Dr. Gerd Kempermann
|Obtained degree||Institution||Supervisor / Lab||Focus of work|
|Board exam||University of Freiburg||Medicine|
|Dr. med.||University of Freiburg||Benedikt Volk||Foreign metabolism in astrocytes|
|Position||Institution||Supervisor / Lab||Focus of work|
|Postdoc||Salk Institute||Fred H. Gage||Adult neurogenesis|
|University of Regensburg||Dept. Of Neurology||Clinical Neurology|
|Junior group leader||MDC Berlin||Neuronal stem cells||Adult neurogenesis, neural stem cells|
|Professor||TU Dresden/DZNE||Adult neurogenesis, neural stem cells, nuerobiology of individuality|
Talk title: Adult neurogenesis and the neurobiology of individuality

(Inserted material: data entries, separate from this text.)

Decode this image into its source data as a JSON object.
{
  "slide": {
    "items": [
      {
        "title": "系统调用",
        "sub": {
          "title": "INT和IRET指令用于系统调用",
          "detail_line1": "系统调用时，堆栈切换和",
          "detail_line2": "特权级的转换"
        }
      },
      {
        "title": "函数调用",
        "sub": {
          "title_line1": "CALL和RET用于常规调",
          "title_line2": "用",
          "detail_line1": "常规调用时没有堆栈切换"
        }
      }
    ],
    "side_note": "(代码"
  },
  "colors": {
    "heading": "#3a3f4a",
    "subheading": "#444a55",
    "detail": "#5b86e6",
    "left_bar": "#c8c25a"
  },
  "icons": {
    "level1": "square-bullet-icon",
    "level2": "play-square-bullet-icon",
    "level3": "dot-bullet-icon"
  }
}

Historically, the paradigm of environmental enrichment has been primarily used for group comparisons, addressing the question of environmental influences, given a defined genetic background. However, as we have found, environmental enrichment also induces a selective increase in phenotypic variance. With time, animals exposed to enrichment become more different with respect to variables related to brain plasticity, including adult neurogenesis. As within the enrichment enclosure, thus, both genetic background and the nominal outer environment (i.e. the so-called “shared” environment) are kept constant, any induced variability must arise from behavioral differences. Indeed, we found that individual levels of adult hippocampal neurogenesis correlated with the individual behavioral trajectories within the enclosure. Some of such effects were long-lasting even if the enrichment was discontinued, while others returned to control levels. This also applied to aspects of adult neurogenesis and related epigenetic changes. This implies that the paradigm of environmental enrichment can also be modified to become a paradigm to study the effects of the “non-shared” environment on phenotypic variation. With this it becomes possible to study a reductionistic equivalent to “life-style” in a rodent model and to start deciphering the neurobiologically capturable contribution of individual activity to brain plasticity and, consequently, the role of “reserves” in brain aging.
About Dr. Gerd Kempermann:
Dr. Gerd Kempermann is professor of Genomics of Regeneration at TU Dresden and at the same time speaker of the Dresden site of the German Center for Neurodegenerative Disesease (DZNE). His lab is largely an in vivo lab, but they cover all aspects of adult hippocampal neurogenesis from the stem cells to behavior. More recently, he has become interested in applying these insights to the questions of how individual behavior shapes the brain and leads to different levels of resilience to age-related cognitive decline and neurodegeneration.